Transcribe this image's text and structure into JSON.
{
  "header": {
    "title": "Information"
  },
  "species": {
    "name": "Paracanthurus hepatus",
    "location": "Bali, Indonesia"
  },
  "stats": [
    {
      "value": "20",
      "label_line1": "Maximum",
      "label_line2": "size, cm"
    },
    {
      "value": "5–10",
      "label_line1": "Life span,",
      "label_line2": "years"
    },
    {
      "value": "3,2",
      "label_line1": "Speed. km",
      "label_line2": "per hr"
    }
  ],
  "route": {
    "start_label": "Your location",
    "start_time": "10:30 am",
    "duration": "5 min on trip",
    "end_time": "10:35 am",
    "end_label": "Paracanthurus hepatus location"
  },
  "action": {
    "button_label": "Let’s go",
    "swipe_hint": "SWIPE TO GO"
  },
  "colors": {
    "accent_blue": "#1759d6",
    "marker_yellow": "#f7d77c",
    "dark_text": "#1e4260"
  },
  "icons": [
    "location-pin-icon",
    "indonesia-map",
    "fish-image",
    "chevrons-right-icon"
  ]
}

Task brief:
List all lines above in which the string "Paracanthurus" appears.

Written reply:
    "name": "Paracanthurus hepatus",
    "end_label": "Paracanthurus hepatus location"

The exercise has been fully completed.